The incredulous reaction in my friend that my descriptions elicited baffled me, but it wasn’t long before the day-to-day routines of college life made me forget all about the strange interaction. Until, that is, a few months later when my visual representations of space came up in conversation with another friend who was absolutely fascinated by them. “NO WAY!!,” she shrieked and broke out in laughter when I explained my experience to her. “So wait,” she asked, “When I tell you to get dinner with me on Friday, do you see that in space too?”

A couple of days later, as I was sitting with some friends at our usual table at Blue State on York, my special spatial calendar came to occupy my thoughts once again. I had completely zoned out of the conversation my friends were having when, suddenly, something caught my attention.

“Um … It must have been … January!” one of my friends remarked, pointing just above her left arm.

I was taken aback and immediately asked her to explain why she was pointing there. Soon we discovered that we both share this weird mapping of time onto space, and not long after that, we discovered our “condition” had a name: spatial sequence synesthesia.

Instances and depictions of synesthesia are much more common than most of us realize.
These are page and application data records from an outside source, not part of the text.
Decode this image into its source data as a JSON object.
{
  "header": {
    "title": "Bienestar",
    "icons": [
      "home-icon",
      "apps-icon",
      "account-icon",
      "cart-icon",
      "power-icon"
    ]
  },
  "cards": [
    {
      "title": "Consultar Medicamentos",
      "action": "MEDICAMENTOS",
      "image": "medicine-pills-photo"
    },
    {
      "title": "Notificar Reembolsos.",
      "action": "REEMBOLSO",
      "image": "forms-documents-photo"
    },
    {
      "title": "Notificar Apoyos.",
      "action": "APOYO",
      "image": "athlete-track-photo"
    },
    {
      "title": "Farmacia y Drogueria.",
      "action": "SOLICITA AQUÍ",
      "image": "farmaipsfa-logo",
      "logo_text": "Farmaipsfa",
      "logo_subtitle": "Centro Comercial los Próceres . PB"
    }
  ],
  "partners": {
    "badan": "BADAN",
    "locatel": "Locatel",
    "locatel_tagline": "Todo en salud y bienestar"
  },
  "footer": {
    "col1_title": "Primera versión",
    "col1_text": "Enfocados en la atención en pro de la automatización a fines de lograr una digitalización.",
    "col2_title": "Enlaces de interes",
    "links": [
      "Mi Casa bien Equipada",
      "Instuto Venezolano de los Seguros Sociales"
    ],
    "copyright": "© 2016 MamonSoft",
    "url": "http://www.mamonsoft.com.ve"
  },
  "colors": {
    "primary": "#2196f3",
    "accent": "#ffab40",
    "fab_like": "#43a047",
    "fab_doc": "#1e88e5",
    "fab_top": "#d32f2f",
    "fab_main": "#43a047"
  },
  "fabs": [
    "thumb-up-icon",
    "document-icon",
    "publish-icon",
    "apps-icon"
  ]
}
Seeing how synesthesia is statistically more common among artists, there are many works of art that are inspired, or are thought to be inspired by, synesthetic experiences.

One of the most memorable animated movie scenes of my childhood is, without a doubt, the scene in “Ratatouille” where Remy is eating a cube of cheese and a grape while fireworks of colors explode on the screen. As he tastes the cheese, Remy closes his eyes and witnesses soft swirling hues of yellow, while the grape triggers a sharper, more explosive set of purplish combinations. This scene is inspired by the experience of people who have color-gustatory synesthesia, a type of synesthesia that associates tastes with specific colors.

Many famous artists, such as Billy Joel, Lady Gaga and Alessia Cara, among others, are thought to be synesthetes. Vincent Van Gogh was also likely a synesthete, and some think “Starry Night,” one of his most famous works, portrays his own synesthetic perception of the world. Van Gogh experienced chromesthesia, meaning that he associated certain sounds with colors, which is thought to be reflected in his works.

Annie Dickinson is a singer, songwriter and composer who experiences a very similar kind of synesthesia to Van Gogh’s. Annie can see people’s voices in distinct, individualized colors. This allows her to perceive changes in people’s moods and emotional states, since they are depicted as slight variations to their normal hues. However, much like most synesthetes, Annie did not realize that people perceived the world differently from how she did until much later in her life.

It is fascinating to me that one of the most common themes across different cases of synesthesia is how people can go for years without ever realizing that the way in which they perceive the world differs from the way others view it. It really makes one reconsider the agreed upon consensus of how reality is experienced and to question the extent to which we can ever talk about universal human experiences.

Hopefully, as we learn more about this particular neurological phenomenon, we will be able to further our understanding of different perceptions of the world and extend the ways in which we empathize with and comprehend others. While we might not all be able to taste Smarties when we hear the word synesthesia, exploring and understanding the social and neurological processes that lead some people to do so might improve our ability to relate with one another — and accept that reality might not be as objective as we have come to believe it to be.

Sophia Catsambi | sophia.catsambi@yale.edu .